He was stripped of the police security usually afforded to royal figures after he and his American wife Meghan, the Duchess of Sussex, stepped down from their official roles in 2020 to move to the US.
The High Court in London, which last year agreed he should be allowed to challenge an original decision to end the protection, ruled he could not also seek a judicial review over whether to let him pay for the specialist police officers himself.
The decision to strip him of publicly-funded protection was taken by the Executive Committee for the Protection of Royalty and Public Figures, known as Ravec, which approves security for the royal family and VIPs, such as the prime minister.
The Home Office, opposing Prince Harry’s claim, said Ravec considered it was “not appropriate” for wealthy people to “buy” protective security, which might include armed officers, when it had decided that “the public interest does not warrant” someone receiving such protection on a publicly-funded basis.
Judge Martin Chamberlain said in his written ruling that Ravec was not arguably wrong to decide that allowing payment for protective security was against the public interest, and rejected the prince's second challenge on a number of grounds.
The court was told at the earlier hearing that Prince Harry’s latest legal challenge was related to an earlier claim he brought against the Home Office after he was told he would no longer be given the “same degree” of personal protective security when visiting the UK.
A full hearing in that challenge, which also focuses on Ravec’s decision-making and for which Prince Harry was given the go-ahead last summer, is yet to be held.
The ruling comes less than a week after Prince Harry's representative said the prince, his wife Meghan and her mother were involved in a “near-catastrophic” car chase with press photographers after an awards ceremony in New York.
Tuesday’s ruling comes amid a continuing High Court trial, in which Prince Harry is bringing a contested claim against Mirror Group Newspapers over allegations of unlawful information gathering.
Harry is also waiting for rulings over whether similar cases against publishers Associated Newspapers Limited and News Group Newspapers can go ahead.

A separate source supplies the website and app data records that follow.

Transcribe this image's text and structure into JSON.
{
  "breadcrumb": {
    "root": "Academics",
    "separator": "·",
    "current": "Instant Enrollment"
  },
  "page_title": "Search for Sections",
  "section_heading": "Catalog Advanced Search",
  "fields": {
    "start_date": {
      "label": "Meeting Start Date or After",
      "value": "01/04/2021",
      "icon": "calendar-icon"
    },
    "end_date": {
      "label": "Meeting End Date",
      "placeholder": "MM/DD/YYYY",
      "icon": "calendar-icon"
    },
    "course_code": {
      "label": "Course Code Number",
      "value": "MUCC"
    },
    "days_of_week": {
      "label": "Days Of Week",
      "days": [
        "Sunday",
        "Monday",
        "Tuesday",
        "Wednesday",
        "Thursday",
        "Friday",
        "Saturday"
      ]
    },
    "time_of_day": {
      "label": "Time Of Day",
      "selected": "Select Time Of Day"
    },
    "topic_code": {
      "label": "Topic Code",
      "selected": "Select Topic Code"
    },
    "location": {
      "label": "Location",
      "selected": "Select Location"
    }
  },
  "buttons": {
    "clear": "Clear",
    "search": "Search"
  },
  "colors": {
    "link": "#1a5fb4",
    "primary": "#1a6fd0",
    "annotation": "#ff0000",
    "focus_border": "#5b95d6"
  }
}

A judgment is also expected in his libel claim against ANL – publisher of the Daily Mail and Mail on Sunday – over an article on his case against the Home Office.